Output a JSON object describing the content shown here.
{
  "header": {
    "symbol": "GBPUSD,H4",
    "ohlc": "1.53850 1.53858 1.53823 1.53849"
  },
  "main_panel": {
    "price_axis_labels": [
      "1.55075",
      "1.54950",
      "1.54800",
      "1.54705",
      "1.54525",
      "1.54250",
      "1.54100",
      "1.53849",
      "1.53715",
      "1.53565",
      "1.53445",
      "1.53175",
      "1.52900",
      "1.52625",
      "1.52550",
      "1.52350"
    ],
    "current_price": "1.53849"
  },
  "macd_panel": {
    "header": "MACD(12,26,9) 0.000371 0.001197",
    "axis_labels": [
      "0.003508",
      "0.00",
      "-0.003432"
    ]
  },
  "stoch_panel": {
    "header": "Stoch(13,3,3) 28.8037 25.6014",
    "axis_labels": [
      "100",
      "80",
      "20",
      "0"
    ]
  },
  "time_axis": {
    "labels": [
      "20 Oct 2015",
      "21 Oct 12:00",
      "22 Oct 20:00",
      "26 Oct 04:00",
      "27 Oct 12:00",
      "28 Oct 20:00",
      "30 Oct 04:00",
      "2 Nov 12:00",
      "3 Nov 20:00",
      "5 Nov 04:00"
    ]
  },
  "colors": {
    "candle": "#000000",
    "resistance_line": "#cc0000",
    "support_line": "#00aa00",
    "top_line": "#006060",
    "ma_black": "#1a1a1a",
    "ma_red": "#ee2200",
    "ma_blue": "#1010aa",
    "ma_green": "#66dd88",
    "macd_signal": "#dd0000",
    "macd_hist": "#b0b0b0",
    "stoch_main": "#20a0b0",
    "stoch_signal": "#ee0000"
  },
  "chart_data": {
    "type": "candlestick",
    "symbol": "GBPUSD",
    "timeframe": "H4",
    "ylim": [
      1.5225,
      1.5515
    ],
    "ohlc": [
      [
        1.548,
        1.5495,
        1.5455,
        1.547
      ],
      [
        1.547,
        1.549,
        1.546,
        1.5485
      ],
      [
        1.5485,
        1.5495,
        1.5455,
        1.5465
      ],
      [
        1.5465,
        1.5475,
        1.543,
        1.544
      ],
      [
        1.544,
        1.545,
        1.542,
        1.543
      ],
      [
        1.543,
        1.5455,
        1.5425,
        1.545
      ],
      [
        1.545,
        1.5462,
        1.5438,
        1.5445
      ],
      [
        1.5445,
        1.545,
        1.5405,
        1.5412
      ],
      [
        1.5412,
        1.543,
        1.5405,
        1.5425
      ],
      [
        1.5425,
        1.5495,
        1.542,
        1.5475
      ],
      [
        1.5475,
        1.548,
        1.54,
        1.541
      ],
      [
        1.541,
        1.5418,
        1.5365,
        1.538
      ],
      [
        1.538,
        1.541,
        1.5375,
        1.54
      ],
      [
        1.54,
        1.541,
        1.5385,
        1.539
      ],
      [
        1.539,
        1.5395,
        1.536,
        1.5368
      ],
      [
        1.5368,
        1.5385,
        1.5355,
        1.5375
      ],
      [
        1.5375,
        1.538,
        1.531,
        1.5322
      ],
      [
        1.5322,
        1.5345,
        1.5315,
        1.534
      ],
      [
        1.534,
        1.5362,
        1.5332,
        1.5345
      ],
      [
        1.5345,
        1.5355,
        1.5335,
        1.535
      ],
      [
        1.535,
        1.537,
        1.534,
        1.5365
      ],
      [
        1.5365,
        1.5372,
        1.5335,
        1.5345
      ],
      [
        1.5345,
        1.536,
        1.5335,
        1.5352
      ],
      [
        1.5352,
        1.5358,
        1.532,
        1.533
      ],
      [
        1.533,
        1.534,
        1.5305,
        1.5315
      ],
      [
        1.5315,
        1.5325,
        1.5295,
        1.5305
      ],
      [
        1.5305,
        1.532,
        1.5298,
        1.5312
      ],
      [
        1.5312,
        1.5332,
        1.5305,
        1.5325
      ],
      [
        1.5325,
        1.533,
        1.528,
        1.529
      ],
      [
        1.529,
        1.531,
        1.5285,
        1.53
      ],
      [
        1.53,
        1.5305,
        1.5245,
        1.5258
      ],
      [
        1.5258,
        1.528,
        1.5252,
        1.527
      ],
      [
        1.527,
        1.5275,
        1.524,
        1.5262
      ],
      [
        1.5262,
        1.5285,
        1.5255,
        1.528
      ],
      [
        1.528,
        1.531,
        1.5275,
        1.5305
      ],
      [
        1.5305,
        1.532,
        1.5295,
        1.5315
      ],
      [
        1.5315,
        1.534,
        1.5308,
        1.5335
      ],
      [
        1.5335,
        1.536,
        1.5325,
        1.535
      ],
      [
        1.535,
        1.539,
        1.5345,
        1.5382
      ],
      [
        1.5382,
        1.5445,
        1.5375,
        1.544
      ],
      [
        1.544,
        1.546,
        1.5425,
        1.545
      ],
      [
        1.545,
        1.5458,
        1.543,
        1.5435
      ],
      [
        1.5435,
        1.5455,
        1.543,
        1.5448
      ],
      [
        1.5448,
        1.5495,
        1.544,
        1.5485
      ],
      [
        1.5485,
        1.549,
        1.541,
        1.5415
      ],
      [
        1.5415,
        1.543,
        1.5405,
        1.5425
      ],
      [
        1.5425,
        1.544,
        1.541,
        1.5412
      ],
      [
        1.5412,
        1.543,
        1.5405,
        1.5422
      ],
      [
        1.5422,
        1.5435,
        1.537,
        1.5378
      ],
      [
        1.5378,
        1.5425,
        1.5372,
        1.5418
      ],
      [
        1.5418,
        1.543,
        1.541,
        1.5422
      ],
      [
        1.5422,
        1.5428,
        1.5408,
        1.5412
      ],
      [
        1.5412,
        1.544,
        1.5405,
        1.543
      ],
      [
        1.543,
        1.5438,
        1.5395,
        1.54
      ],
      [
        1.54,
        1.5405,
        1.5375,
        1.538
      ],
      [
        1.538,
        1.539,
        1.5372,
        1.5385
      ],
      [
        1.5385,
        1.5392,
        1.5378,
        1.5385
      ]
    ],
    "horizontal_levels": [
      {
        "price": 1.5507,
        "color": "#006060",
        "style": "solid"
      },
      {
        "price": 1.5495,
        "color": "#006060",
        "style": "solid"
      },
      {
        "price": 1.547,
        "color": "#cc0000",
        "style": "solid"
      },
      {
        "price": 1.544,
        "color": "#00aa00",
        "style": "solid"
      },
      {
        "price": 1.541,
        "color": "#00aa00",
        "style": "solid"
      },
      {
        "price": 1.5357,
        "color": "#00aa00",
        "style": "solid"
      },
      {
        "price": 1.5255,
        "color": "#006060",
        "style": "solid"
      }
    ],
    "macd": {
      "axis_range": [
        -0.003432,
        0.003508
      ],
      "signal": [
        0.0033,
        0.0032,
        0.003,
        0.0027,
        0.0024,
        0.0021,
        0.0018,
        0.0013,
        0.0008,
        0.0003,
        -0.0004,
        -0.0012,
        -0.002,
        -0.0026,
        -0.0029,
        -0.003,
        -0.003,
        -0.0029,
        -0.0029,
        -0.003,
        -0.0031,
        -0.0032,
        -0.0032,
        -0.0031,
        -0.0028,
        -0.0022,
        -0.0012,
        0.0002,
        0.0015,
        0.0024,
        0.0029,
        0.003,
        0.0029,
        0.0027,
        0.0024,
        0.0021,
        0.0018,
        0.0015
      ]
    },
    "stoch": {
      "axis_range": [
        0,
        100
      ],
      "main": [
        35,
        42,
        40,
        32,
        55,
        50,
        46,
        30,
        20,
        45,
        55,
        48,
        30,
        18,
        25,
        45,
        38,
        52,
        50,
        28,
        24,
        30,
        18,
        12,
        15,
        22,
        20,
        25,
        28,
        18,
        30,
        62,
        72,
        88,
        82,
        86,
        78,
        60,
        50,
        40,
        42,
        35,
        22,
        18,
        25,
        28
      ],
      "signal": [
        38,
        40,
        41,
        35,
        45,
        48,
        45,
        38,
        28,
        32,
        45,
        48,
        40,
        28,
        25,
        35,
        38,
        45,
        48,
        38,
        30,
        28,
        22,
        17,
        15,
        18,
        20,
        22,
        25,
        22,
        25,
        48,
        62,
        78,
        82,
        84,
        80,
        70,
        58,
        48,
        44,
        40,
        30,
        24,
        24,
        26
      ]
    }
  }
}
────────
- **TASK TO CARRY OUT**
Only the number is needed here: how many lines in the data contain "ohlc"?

- **EXERCISE RESULT**
2